*** Begin section ***

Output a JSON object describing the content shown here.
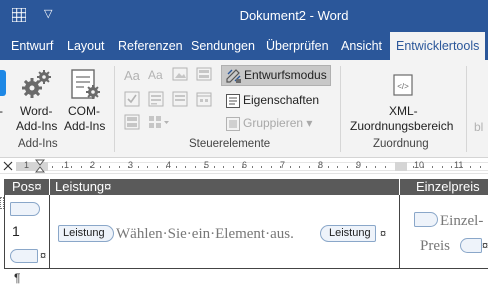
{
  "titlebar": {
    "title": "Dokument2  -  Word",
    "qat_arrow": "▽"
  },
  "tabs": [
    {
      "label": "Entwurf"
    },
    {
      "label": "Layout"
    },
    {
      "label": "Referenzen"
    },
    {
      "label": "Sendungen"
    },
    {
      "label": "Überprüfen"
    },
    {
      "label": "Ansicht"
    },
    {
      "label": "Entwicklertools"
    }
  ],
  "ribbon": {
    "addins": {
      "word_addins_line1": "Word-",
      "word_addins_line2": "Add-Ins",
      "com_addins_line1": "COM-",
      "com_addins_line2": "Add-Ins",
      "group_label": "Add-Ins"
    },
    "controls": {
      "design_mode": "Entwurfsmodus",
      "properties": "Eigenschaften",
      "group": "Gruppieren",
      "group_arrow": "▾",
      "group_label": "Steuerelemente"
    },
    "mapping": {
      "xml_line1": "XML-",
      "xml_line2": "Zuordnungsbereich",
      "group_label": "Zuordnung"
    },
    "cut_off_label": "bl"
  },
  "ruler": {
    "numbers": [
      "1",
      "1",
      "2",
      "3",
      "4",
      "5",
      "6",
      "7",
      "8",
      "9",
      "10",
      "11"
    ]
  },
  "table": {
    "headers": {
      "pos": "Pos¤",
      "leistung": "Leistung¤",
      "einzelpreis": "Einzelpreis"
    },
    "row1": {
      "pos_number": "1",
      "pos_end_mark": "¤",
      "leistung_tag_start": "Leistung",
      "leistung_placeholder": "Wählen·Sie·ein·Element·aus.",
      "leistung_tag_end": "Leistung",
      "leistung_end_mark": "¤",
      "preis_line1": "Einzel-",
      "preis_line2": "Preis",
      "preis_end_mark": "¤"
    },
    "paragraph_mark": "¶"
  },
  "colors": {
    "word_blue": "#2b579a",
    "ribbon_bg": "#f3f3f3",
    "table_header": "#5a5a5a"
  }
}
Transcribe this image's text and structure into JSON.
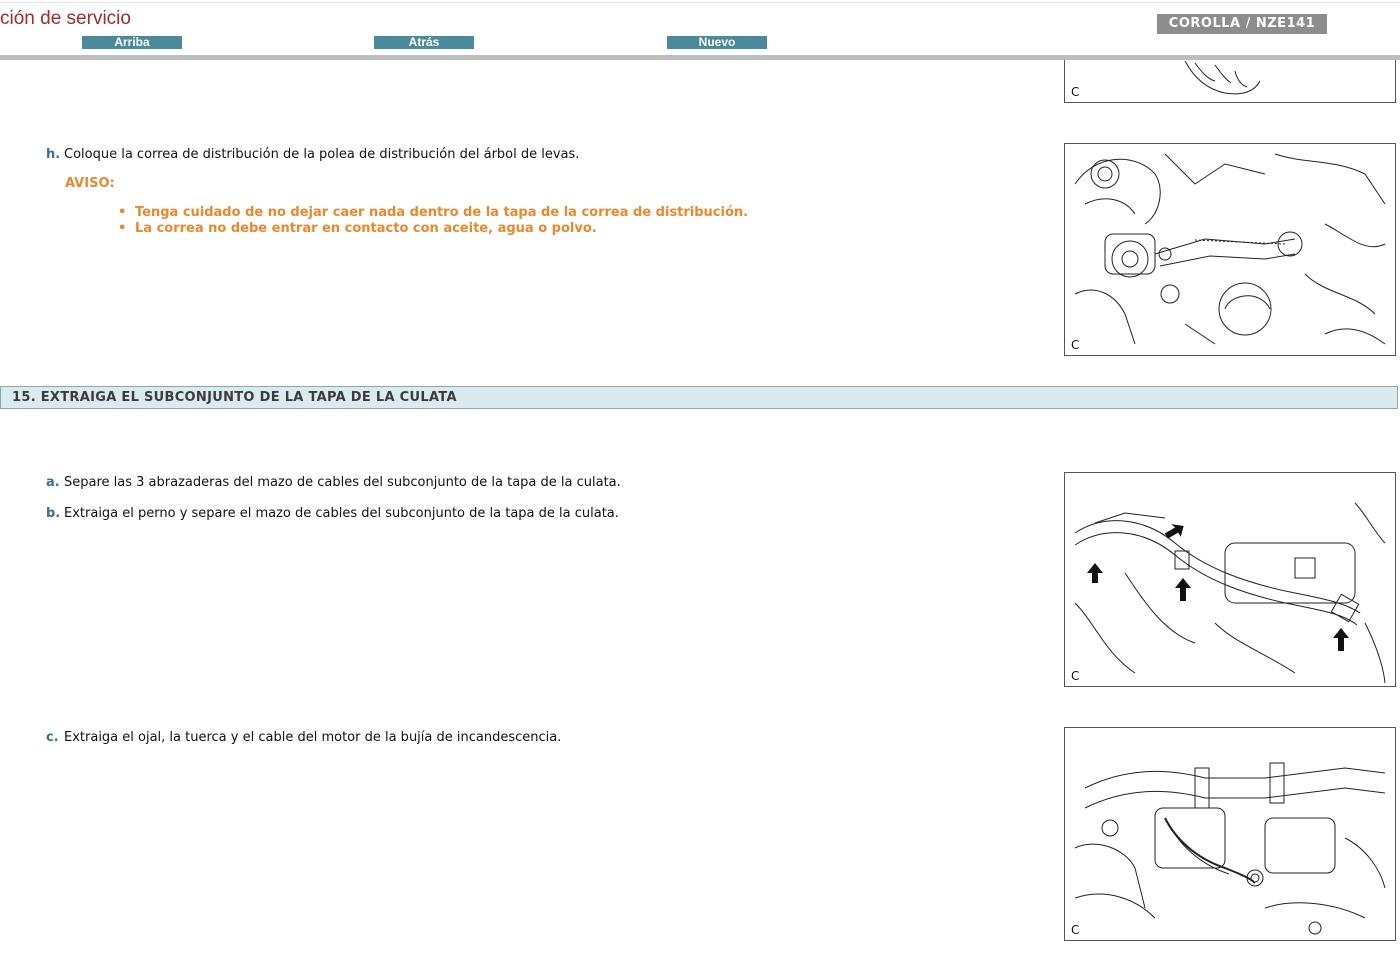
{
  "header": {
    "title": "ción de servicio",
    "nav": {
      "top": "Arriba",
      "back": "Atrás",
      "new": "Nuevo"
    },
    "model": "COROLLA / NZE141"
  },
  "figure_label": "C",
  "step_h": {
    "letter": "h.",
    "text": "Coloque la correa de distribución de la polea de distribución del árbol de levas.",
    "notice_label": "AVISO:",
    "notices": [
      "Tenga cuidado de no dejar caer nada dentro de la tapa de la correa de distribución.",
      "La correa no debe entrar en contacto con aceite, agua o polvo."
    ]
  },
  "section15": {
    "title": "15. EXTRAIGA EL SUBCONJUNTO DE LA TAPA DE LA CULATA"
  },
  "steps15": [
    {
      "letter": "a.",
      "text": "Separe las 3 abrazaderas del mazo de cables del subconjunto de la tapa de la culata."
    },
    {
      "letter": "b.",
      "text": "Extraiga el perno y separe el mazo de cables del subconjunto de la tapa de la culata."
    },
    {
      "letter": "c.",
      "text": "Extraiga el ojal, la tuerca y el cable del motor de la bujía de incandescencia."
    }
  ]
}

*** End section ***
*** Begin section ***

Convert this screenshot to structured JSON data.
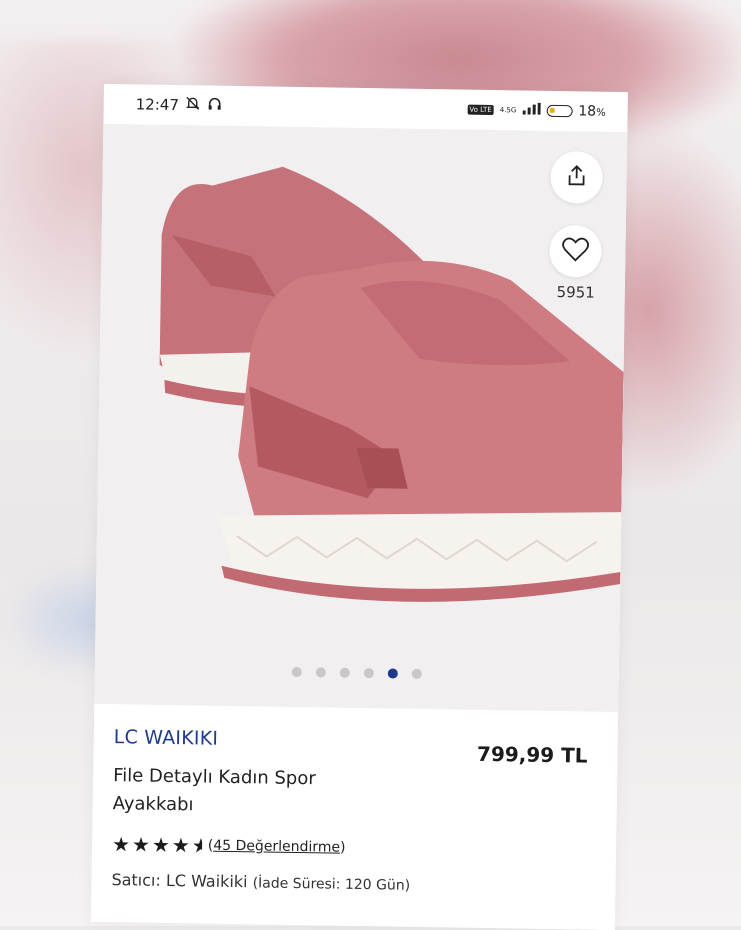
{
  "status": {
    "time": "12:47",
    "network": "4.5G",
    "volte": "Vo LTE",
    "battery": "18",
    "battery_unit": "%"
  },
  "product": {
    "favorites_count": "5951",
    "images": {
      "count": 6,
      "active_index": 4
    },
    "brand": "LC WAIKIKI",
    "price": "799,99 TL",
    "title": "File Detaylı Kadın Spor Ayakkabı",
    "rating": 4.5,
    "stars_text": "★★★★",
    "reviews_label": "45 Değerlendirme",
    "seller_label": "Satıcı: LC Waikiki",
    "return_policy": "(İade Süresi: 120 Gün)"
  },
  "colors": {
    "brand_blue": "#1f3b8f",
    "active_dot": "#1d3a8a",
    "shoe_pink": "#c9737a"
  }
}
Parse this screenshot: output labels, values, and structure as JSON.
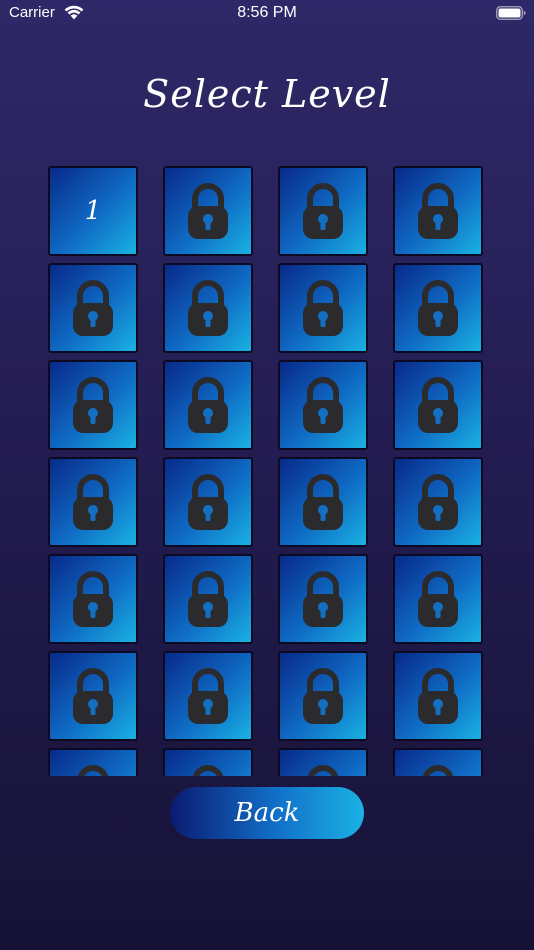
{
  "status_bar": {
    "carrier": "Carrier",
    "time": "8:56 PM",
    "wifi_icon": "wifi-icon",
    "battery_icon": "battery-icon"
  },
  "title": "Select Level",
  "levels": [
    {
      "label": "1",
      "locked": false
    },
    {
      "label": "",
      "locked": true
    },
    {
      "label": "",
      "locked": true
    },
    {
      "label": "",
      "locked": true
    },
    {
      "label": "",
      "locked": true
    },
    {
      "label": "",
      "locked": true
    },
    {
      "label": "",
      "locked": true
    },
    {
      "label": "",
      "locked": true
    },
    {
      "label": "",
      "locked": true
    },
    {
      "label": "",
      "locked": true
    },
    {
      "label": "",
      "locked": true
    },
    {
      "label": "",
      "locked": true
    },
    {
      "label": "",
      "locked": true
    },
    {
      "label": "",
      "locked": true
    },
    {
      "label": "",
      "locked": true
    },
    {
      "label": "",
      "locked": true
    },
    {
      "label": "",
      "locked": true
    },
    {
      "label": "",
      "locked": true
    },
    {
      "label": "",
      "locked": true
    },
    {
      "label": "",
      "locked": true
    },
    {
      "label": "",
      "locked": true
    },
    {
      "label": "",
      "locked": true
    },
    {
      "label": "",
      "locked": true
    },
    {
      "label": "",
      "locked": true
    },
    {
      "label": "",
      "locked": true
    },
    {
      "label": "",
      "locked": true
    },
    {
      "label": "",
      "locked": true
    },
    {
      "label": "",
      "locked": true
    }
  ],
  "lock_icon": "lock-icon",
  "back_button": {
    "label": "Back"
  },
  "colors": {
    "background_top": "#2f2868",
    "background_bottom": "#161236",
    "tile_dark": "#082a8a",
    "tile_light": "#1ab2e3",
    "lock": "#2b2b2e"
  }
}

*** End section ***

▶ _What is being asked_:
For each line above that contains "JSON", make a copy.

▶ _Result_:
Output a JSON object describing the content shown here.
Transcribe this image's text and structure into JSON.
Convert this screenshot to structured JSON data.
Parse this screenshot: output labels, values, and structure as JSON.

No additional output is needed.